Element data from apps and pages
BEGIN
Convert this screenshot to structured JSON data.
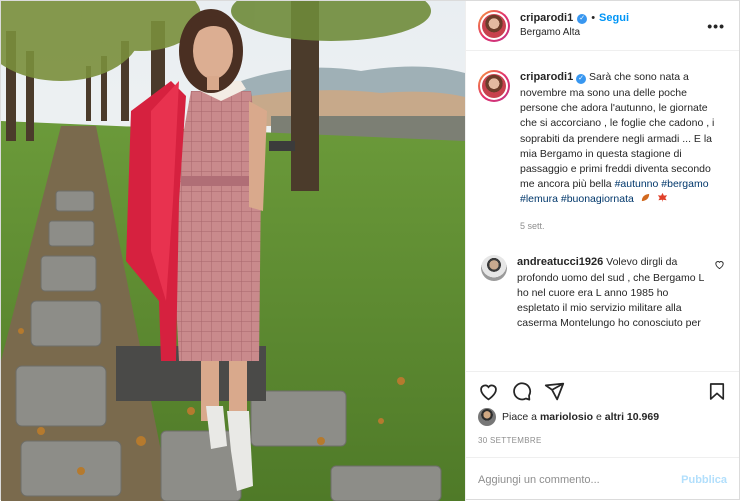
{
  "header": {
    "username": "criparodi1",
    "separator": "•",
    "follow_label": "Segui",
    "location": "Bergamo Alta",
    "more_label": "•••"
  },
  "caption": {
    "username": "criparodi1",
    "text": "Sarà che sono nata a novembre ma sono una delle poche persone che adora l'autunno, le giornate che si accorciano , le foglie che cadono , i soprabiti da prendere negli armadi ... E la mia Bergamo in questa stagione di passaggio e primi freddi diventa secondo me ancora più bella",
    "hashtags": [
      "#autunno",
      "#bergamo",
      "#lemura",
      "#buonagiornata"
    ],
    "time": "5 sett."
  },
  "comment": {
    "username": "andreatucci1926",
    "text": "Volevo dirgli da profondo uomo del sud , che Bergamo L ho nel cuore era L anno 1985 ho espletato il mio servizio militare alla caserma Montelungo ho conosciuto per"
  },
  "icons": {
    "like": "heart-icon",
    "comment": "comment-icon",
    "share": "share-icon",
    "save": "bookmark-icon"
  },
  "likes": {
    "prefix": "Piace a ",
    "user": "mariolosio",
    "middle": " e ",
    "others": "altri 10.969"
  },
  "date": "30 SETTEMBRE",
  "add_comment": {
    "placeholder": "Aggiungi un commento...",
    "publish_label": "Pubblica"
  },
  "colors": {
    "link_blue": "#0095f6",
    "hashtag": "#00376b",
    "muted": "#8e8e8e",
    "publish_disabled": "#b2dffc",
    "verified": "#3897f0"
  }
}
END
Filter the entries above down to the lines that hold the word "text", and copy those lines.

    "text": "Sarà che sono nata a novembre ma sono una delle poche persone che adora l'autunno, le giornate che si accorciano , le foglie che cadono , i soprabiti da prendere negli armadi ... E la mia Bergamo in questa stagione di passaggio e primi freddi diventa secondo me ancora più bella",
    "text": "Volevo dirgli da profondo uomo del sud , che Bergamo L ho nel cuore era L anno 1985 ho espletato il mio servizio militare alla caserma Montelungo ho conosciuto per"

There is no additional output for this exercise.